Most employers are already familiar with the Form I-9 protocol as created by the Immigration Reform and Control Act of 1986, but it is key to stay abreast of changes to the process and the form itself in an effort to stay I-9 compliant. Some important changes were recently made regarding refugees and asylees and the Form I-9, specifically Section 6.3 of the M-274. Essentially, the new update includes detailed verbiage reminding employers that refugees and asylees are allowed to present acceptable documents in their possession for the Form I-9.
Refugees and Asylees and the Form I-9 Update
The U.S. Citizenship and Immigration Services has released an update for the Form I-9 manual regarding refugees and asylees. It is critical that employers note and thoroughly understand these new procedures to ensure they are not unintentionally undermining their compliance status with the federal government.
Employers should take care to observe the two following primary guidelines regarding refugees and asylees. These entities are:
- Employment eligible incident to their status and are therefore allowed to work indefinitely as their immigration status does not expire
- Able to present employers with any approved List A or a combination of List B and List C documents to prove their identity and employment authorization
Circumstances of Note Regarding Refugees and the Form I-9
The Department of Homeland Security provides refugees admitted to the United States with a Form I-94, often referred to as an Arrival/Departure Record. This document does not expire.
For a refugee that is going through the hiring process and is asked to fill out a Form I-9, they should put a checkmark next to the category “alien authorized to work.” When coming to the Expiration Date field in that first section of the form, they will simply enter “N/A.” This holds true regardless of if they have an Employment Authorization Document with an expiration date.
When it comes to establishing employment authorization and identity, there are some additional considerations. For example:
- A departure portion featuring an unexpired refugee admission stamp or an electronic Form I-94 with an admission class of “RE” is deemed acceptable for a period of 90 days.
- However, at the end of the 90 days, a refugee must then show an Employment Authorization Document or a combination of documents from List B and List C.
According to the update, a refugee is also allowed to give employers an expired Employment Authorization Document (EAD) with a Form I-797C, Notice of Action only if the document lists the same employment authorization category as the expired EAD. Additional information and more specific guidelines regarding the automatic extension of EADs can be found in Section 4.4 of the manual.
Circumstances of Note Regarding Asylees and the Form I-9
After an individual has been granted asylum in the United States, the federal agency of the Department of Homeland Security issues the asylee a Form I-94 or Arrival/Departure Record.
An asylee can show employment authorization by:

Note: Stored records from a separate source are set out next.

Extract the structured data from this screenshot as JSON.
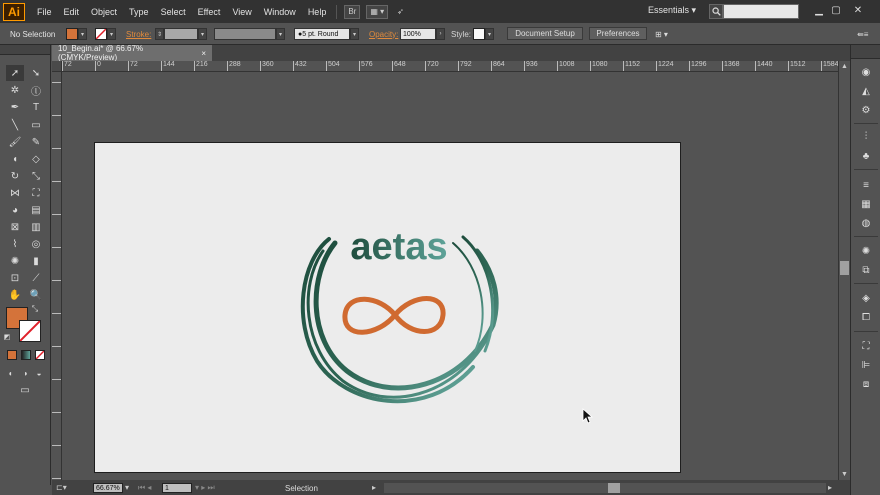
{
  "app": {
    "logo_text": "Ai",
    "menu": [
      "File",
      "Edit",
      "Object",
      "Type",
      "Select",
      "Effect",
      "View",
      "Window",
      "Help"
    ],
    "bridge_label": "Br",
    "workspace": "Essentials",
    "search_placeholder": ""
  },
  "controlbar": {
    "selection": "No Selection",
    "stroke_label": "Stroke:",
    "brush": "5 pt. Round",
    "opacity_label": "Opacity:",
    "opacity_value": "100%",
    "style_label": "Style:",
    "document_setup": "Document Setup",
    "preferences": "Preferences",
    "fill_color": "#d4733a",
    "accent_color": "#e07b2c"
  },
  "document": {
    "tab_title": "10_Begin.ai* @ 66.67% (CMYK/Preview)",
    "close": "×"
  },
  "ruler_h": [
    "72",
    "0",
    "72",
    "144",
    "216",
    "288",
    "360",
    "432",
    "504",
    "576",
    "648",
    "720",
    "792",
    "864",
    "936",
    "1008",
    "1080",
    "1152",
    "1224",
    "1296",
    "1368",
    "1440",
    "1512",
    "1584"
  ],
  "artwork": {
    "logo_text": "aetas",
    "teal_dark": "#1e4d3d",
    "teal_light": "#5fa49a",
    "infinity_color": "#d06a30"
  },
  "status": {
    "zoom": "66.67%",
    "page": "1",
    "tool": "Selection"
  }
}
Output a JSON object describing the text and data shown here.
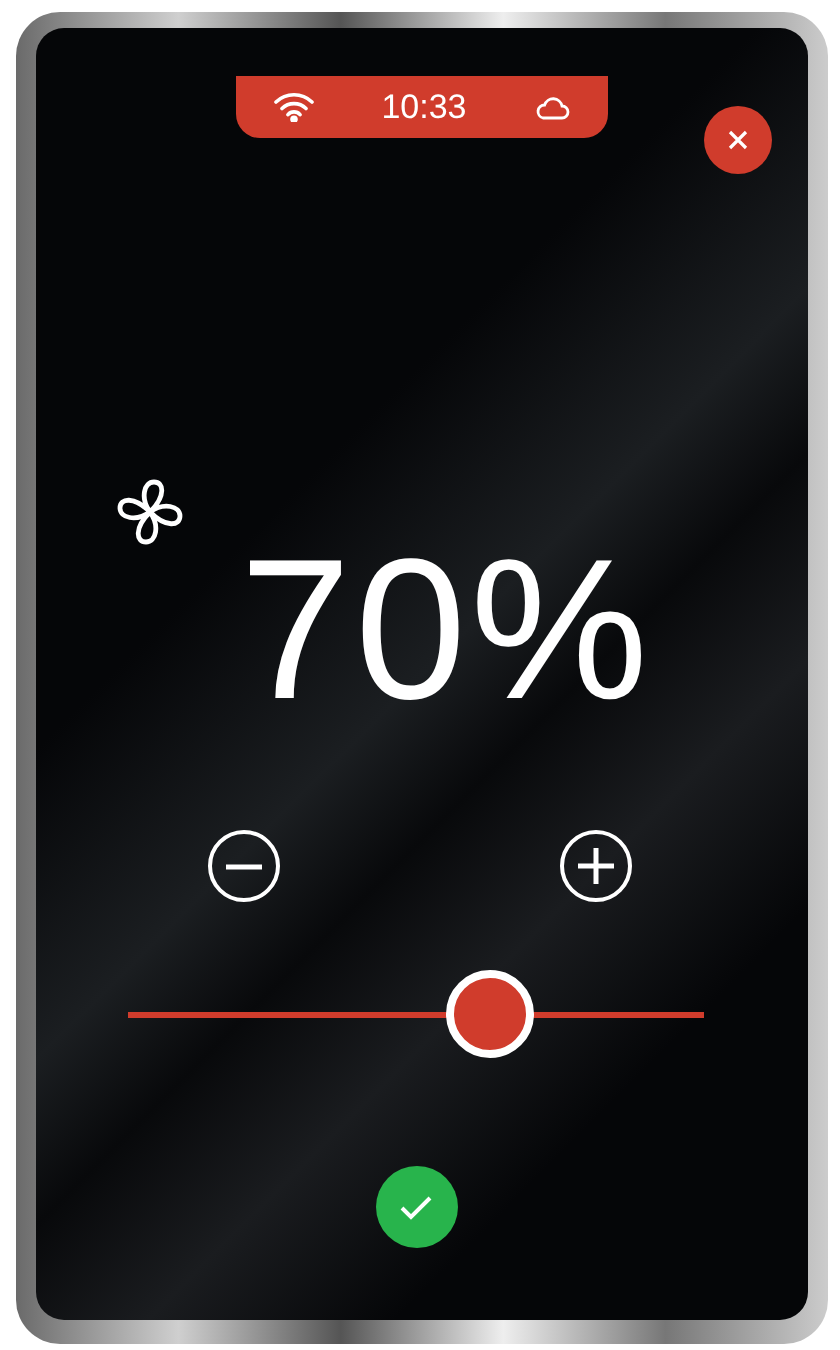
{
  "status_bar": {
    "time": "10:33"
  },
  "fan_speed": {
    "reading": "70%",
    "level": 0.63
  }
}
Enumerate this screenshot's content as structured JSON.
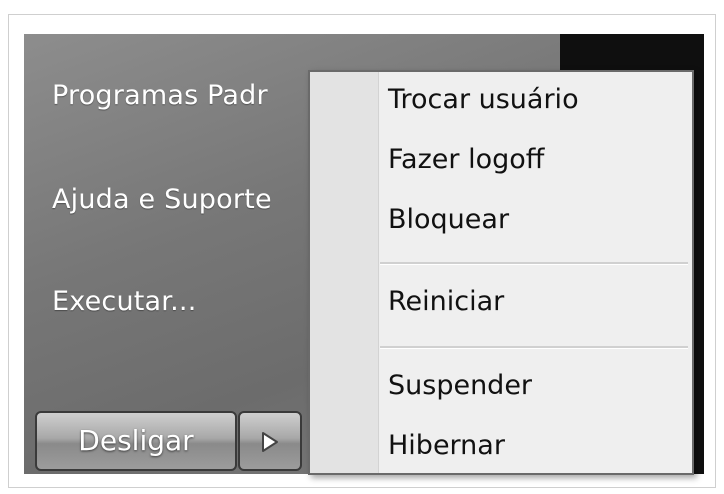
{
  "start_menu": {
    "items": [
      {
        "label": "Programas Padr"
      },
      {
        "label": "Ajuda e Suporte"
      },
      {
        "label": "Executar..."
      }
    ],
    "shutdown_label": "Desligar",
    "arrow_icon": "triangle-right-icon"
  },
  "context_menu": {
    "items": [
      {
        "label": "Trocar usuário"
      },
      {
        "label": "Fazer logoff"
      },
      {
        "label": "Bloquear"
      },
      {
        "label": "Reiniciar"
      },
      {
        "label": "Suspender"
      },
      {
        "label": "Hibernar"
      }
    ]
  },
  "colors": {
    "panel": "#777777",
    "dark_panel": "#0f0f0f",
    "menu_bg": "#efefef"
  }
}
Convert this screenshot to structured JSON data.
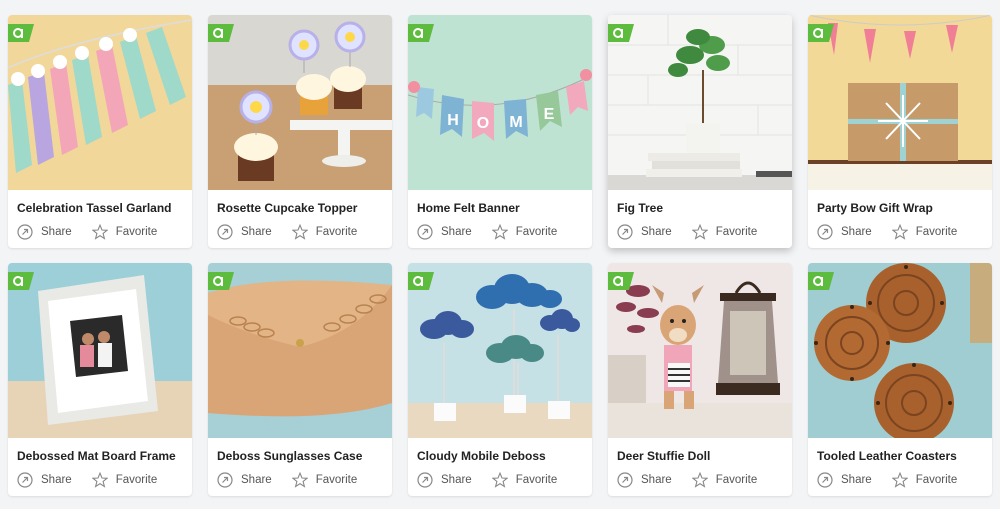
{
  "colors": {
    "badge": "#5dbb3e",
    "page_bg": "#f3f4f6",
    "card_bg": "#ffffff"
  },
  "badge_icon": "brand-a-logo",
  "cards": [
    {
      "title": "Celebration Tassel Garland",
      "share_label": "Share",
      "favorite_label": "Favorite"
    },
    {
      "title": "Rosette Cupcake Topper",
      "share_label": "Share",
      "favorite_label": "Favorite"
    },
    {
      "title": "Home Felt Banner",
      "share_label": "Share",
      "favorite_label": "Favorite",
      "banner_letters": [
        "H",
        "O",
        "M",
        "E"
      ]
    },
    {
      "title": "Fig Tree",
      "share_label": "Share",
      "favorite_label": "Favorite"
    },
    {
      "title": "Party Bow Gift Wrap",
      "share_label": "Share",
      "favorite_label": "Favorite"
    },
    {
      "title": "Debossed Mat Board Frame",
      "share_label": "Share",
      "favorite_label": "Favorite"
    },
    {
      "title": "Deboss Sunglasses Case",
      "share_label": "Share",
      "favorite_label": "Favorite"
    },
    {
      "title": "Cloudy Mobile Deboss",
      "share_label": "Share",
      "favorite_label": "Favorite"
    },
    {
      "title": "Deer Stuffie Doll",
      "share_label": "Share",
      "favorite_label": "Favorite"
    },
    {
      "title": "Tooled Leather Coasters",
      "share_label": "Share",
      "favorite_label": "Favorite"
    }
  ]
}
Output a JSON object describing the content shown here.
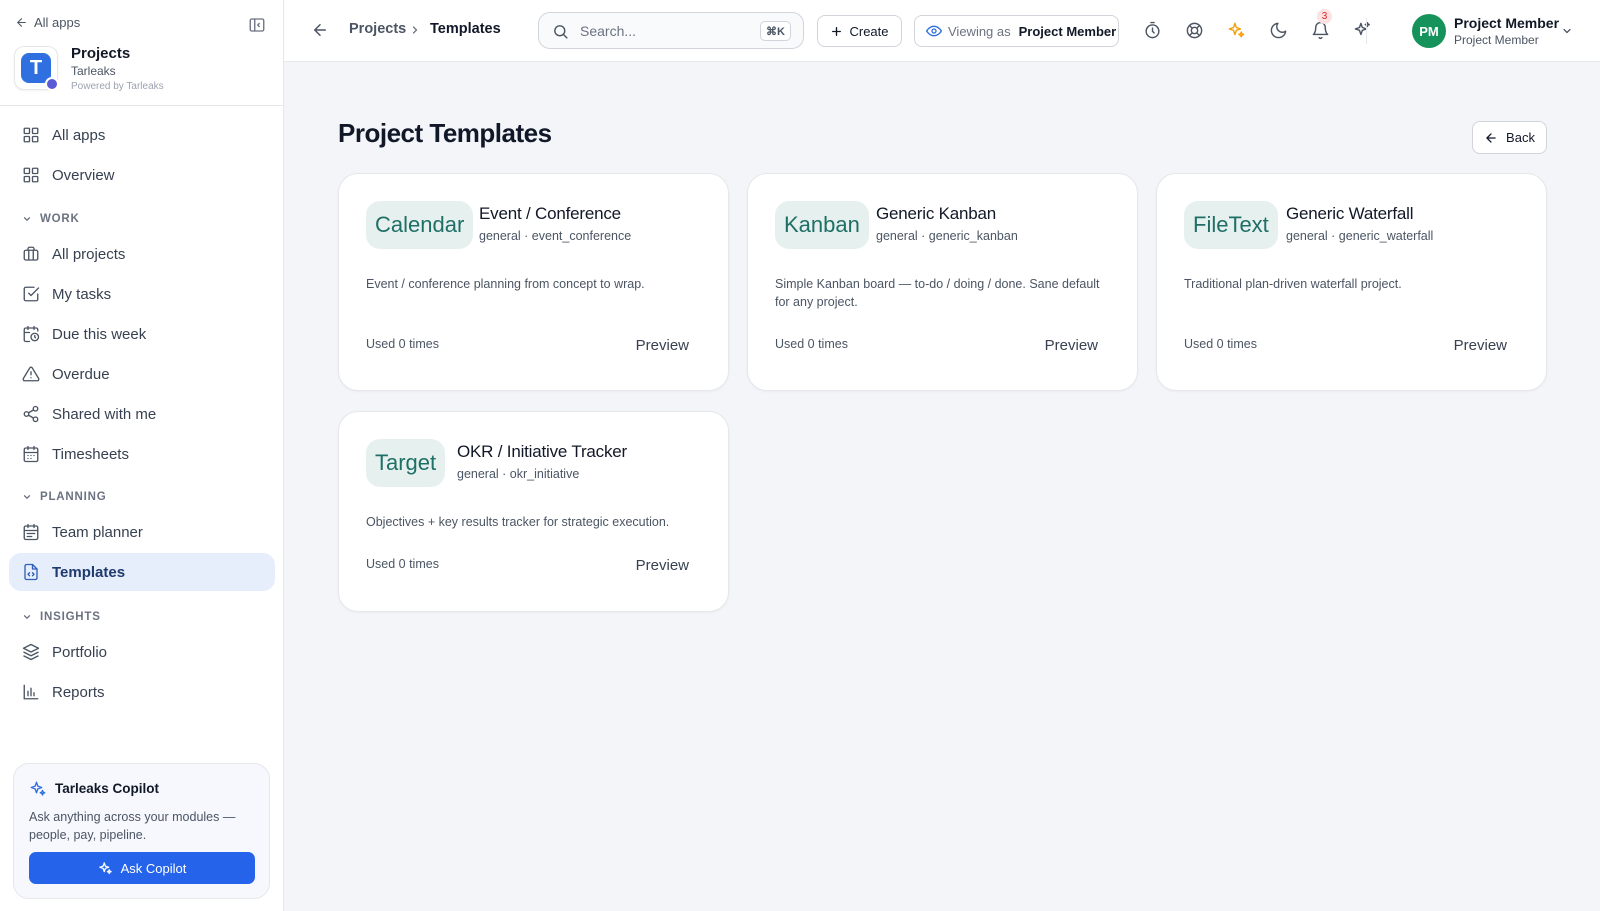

- Presenting a Form I-94 with a specific notation or stamp such as “asylum granted indefinitely”
- Submitting an electronic Form I-94 with an “AY” admission class
While the Form I-94 is an approved List C document that does not expire, asylees presenting it are also required to give an employer a List B document for identity confirmation.
For the purposes of completing a Form I-9 at the time of hire, an asylee must check the category “alien authorized to work” and list the expiration date of Section 1 as “N/A.” This applies to asylees even if they have an expiration date on their Employment Authorization Document.
A key difference between refugee and asylee protocol is that while Employment Authorization Documents are issued to asylees by the USCIS, they are not issued by the Department of Homeland Security and hence are not considered acceptable List C documents.
Why Employers Should Care About the Updates to Refugees, Asylees and the Form I-9 Manual
Employers are held accountable for adhering to federal mandates regarding eligibility and authorization to work for their employees. This means that while portions of the Form I-9 manual could endure some changes, employers are still obligated to observe those changes. Not doing so could negatively impact the employer’s compliance status with the federal government.
Form I-9 protocol violations can yield serious punitive consequences. For every violation that is found, the employer may be penalized. Therefore, if an employer has handled multiple refugees’ or asylees’ employment forms incorrectly due to ignorance over the updated guidelines, each incidence is considered a separate violation. Unfortunately, these violations can stack up quickly and may incur hefty financial penalties that could put a business’ bottom line at risk.
One of the best ways for employers to be cognizant of any upcoming changes to Form I-9 protocol is by enlisting the help of a company with the experience of employment verification attorneys who have an intimate understanding of the complexities and laws regarding I-9 compliance.